The year 2020 saw close to 1.6 billion students from over 180 countries being kept out of schools for extended periods of time, in response to the COVID-19 pandemic. Despite commendable efforts by many countries to put in place alternative remote learning strategies and corrective measures, learning losses have been unavoidable and substantial.
In this second year of the pandemic, many countries are moving from emergency responses towards policies aimed at recovery. Along with reopening schools and resuming education, these also include tailored support to help students adjust to learning in the new normal, and remedial measures to make up for lost learning.
Sri Lankan schools have been largely dysfunctional for over 15 months since initial closures in March 2020, despite some brief periods of operation. This blog examines policy responses adopted in Sri Lanka’s education sector over the past year, with a view of informing its future education recovery strategy in 2021 and beyond.
The COVID-19 pandemic has disrupted the lives of people across the world but not everyone has been affected in the same way. In most contexts, women and girls are disproportionately impacted, and girls and women pay a higher social and economic toll. This is mainly because of their relatively disadvantaged situation, and distinct social obligations and responsibilities. The pandemic has already derailed progress made towards achieving gender equality (SDG5). The labour market, health, education, nutrition and food security, and safety are some of those areas facing setbacks due to the pandemic. The negative impacts can be expected to widen (i.e., more individuals are affected) and deepen (i.e. the conditions of some individuals worsen) the already unfavourable situation.
With the closure of schools following the COVID-19 outbreak and the sudden shift to online learning, poor children with no access to e-learning opportunities risk falling even further behind. In this context, some proposals made in Budget 2021 to improve the education system and reduce poverty will benefit poor children who have been disproportionately affected by the pandemic. This blog highlights some of the education-related difficulties faced by poor children in Sri Lanka based on HIES data and the recent budget proposals which could help them to overcome these difficulties.
The Sri Lankan economy is likely to face a contraction in 2020 as a direct result of the COVID-19 pandemic but there is potential for this to be followed by a sharp V-shaped economic recovery. The means of navigating such a recovery path were discussed at a webinar panel discussion held last Thursday (15th October) to mark the release of the Institute of Policy Studies of Sri Lanka’s (IPS) flagship report ‘Sri Lanka: State of the Economy 2020’.
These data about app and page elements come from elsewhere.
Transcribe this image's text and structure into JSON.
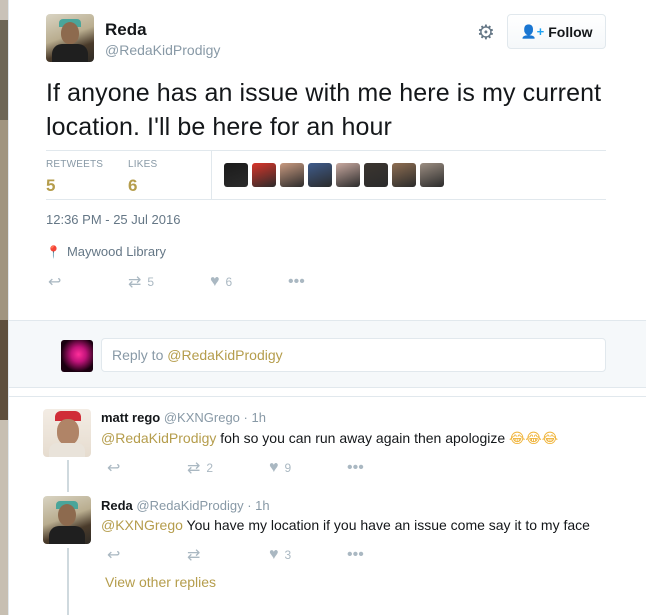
{
  "tweet": {
    "author_name": "Reda",
    "author_handle": "@RedaKidProdigy",
    "follow_label": "Follow",
    "text": "If anyone has an issue with me here is my current location. I'll be here for an hour",
    "retweets_label": "RETWEETS",
    "retweets_count": "5",
    "likes_label": "LIKES",
    "likes_count": "6",
    "timestamp": "12:36 PM - 25 Jul 2016",
    "place": "Maywood Library",
    "actions": {
      "retweets": "5",
      "likes": "6"
    },
    "liker_colors": [
      "#1b1b1b",
      "#d8352a",
      "#c89a80",
      "#3f5c8c",
      "#c8a9a0",
      "#3b3530",
      "#8e6e52",
      "#9c8e82"
    ]
  },
  "reply_box": {
    "prefix": "Reply to ",
    "mention": "@RedaKidProdigy"
  },
  "replies": [
    {
      "name": "matt rego",
      "handle": "@KXNGrego",
      "time": "· 1h",
      "mention": "@RedaKidProdigy",
      "text": " foh so you can run away again then apologize ",
      "emoji": "😂😂😂",
      "retweets": "2",
      "likes": "9"
    },
    {
      "name": "Reda",
      "handle": "@RedaKidProdigy",
      "time": "· 1h",
      "mention": "@KXNGrego",
      "text": " You have my location if you have an issue come say it to my face",
      "retweets": "",
      "likes": "3"
    }
  ],
  "view_other_replies": "View other replies",
  "icons": {
    "gear": "gear-icon",
    "follow": "add-user-icon",
    "reply": "reply-icon",
    "retweet": "retweet-icon",
    "like": "heart-icon",
    "more": "more-dots-icon",
    "place": "location-pin-icon"
  },
  "colors": {
    "accent": "#b59d4c",
    "muted": "#8899a6",
    "follow_icon": "#1da1f2"
  }
}
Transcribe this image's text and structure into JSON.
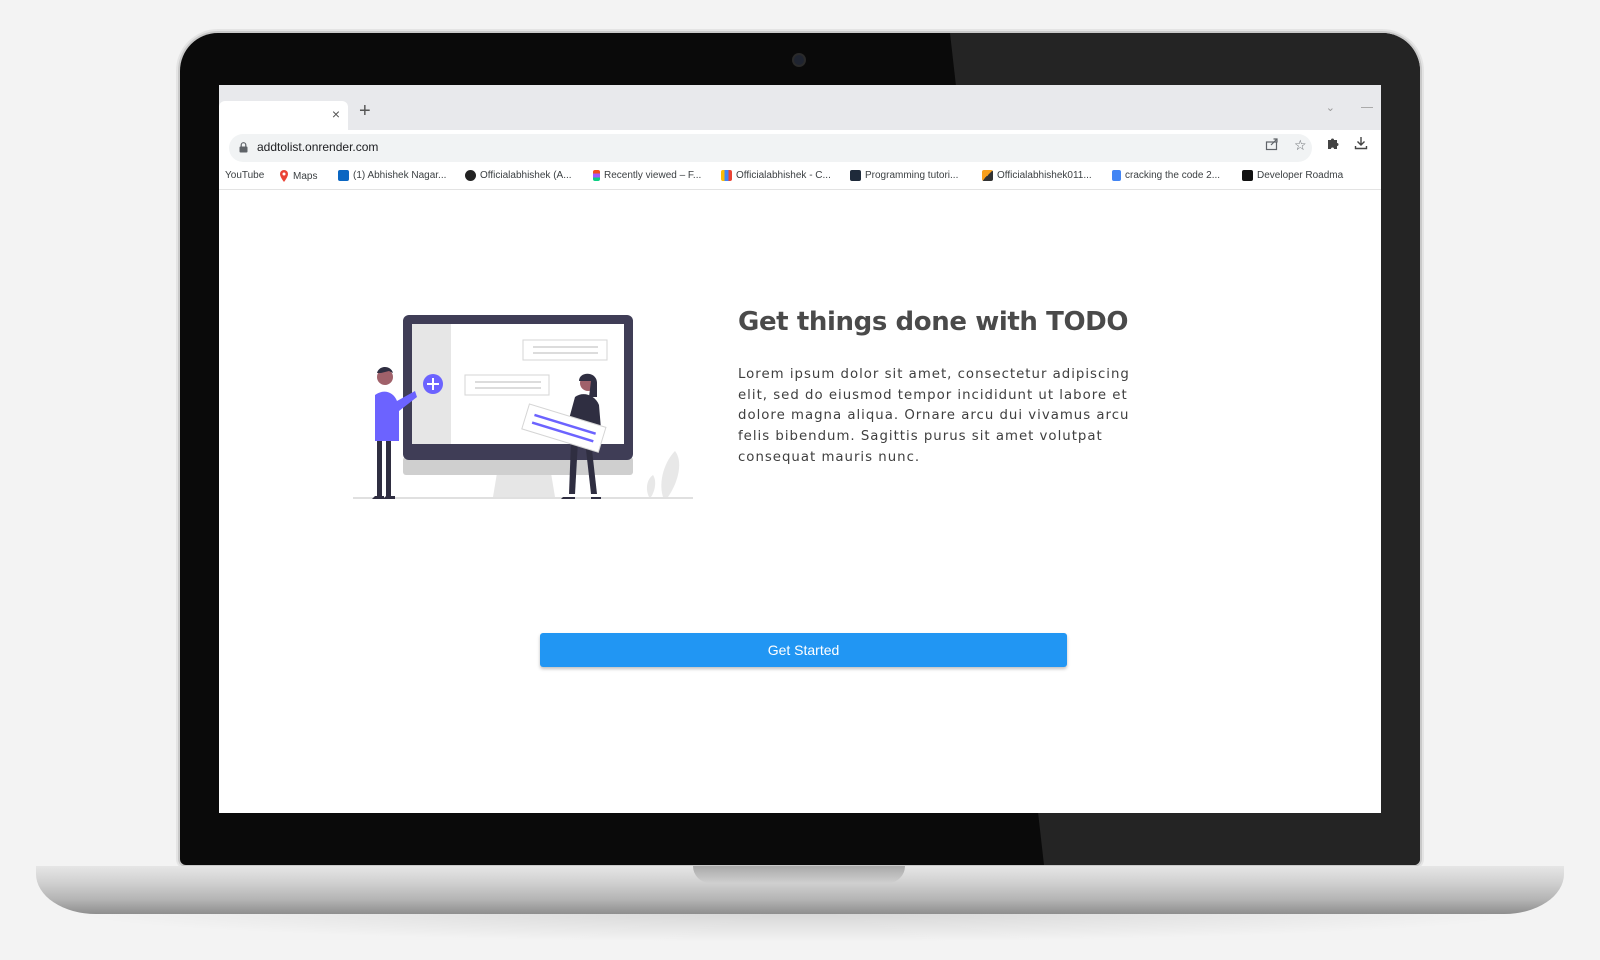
{
  "browser": {
    "tab_close": "×",
    "new_tab": "+",
    "url": "addtolist.onrender.com",
    "bookmarks": [
      {
        "label": "YouTube",
        "icon": "youtube-icon"
      },
      {
        "label": "Maps",
        "icon": "maps-pin-icon"
      },
      {
        "label": "(1) Abhishek Nagar...",
        "icon": "linkedin-icon"
      },
      {
        "label": "Officialabhishek (A...",
        "icon": "github-icon"
      },
      {
        "label": "Recently viewed – F...",
        "icon": "figma-icon"
      },
      {
        "label": "Officialabhishek - C...",
        "icon": "chart-icon"
      },
      {
        "label": "Programming tutori...",
        "icon": "hashnode-icon"
      },
      {
        "label": "Officialabhishek011...",
        "icon": "leetcode-icon"
      },
      {
        "label": "cracking the code 2...",
        "icon": "docs-icon"
      },
      {
        "label": "Developer Roadma",
        "icon": "roadmap-icon"
      }
    ]
  },
  "hero": {
    "title": "Get things done with TODO",
    "description": "Lorem ipsum dolor sit amet, consectetur adipiscing elit, sed do eiusmod tempor incididunt ut labore et dolore magna aliqua. Ornare arcu dui vivamus arcu felis bibendum. Sagittis purus sit amet volutpat consequat mauris nunc.",
    "cta_label": "Get Started"
  },
  "colors": {
    "accent": "#2196f3",
    "illustration_purple": "#6c63ff",
    "monitor_dark": "#3f3d56"
  }
}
In what has been recognised as the world’s largest educational crisis, the spread of COVID-19 has resulted in a record number of students being forced to stay away from schools and universities. This blog examines the effectiveness of distance education in Sri Lanka, from the perspectives of inclusion and quality, and explores policy measures that can deliver and sustain more equitable and effective learning outcomes, beyond COVID-19.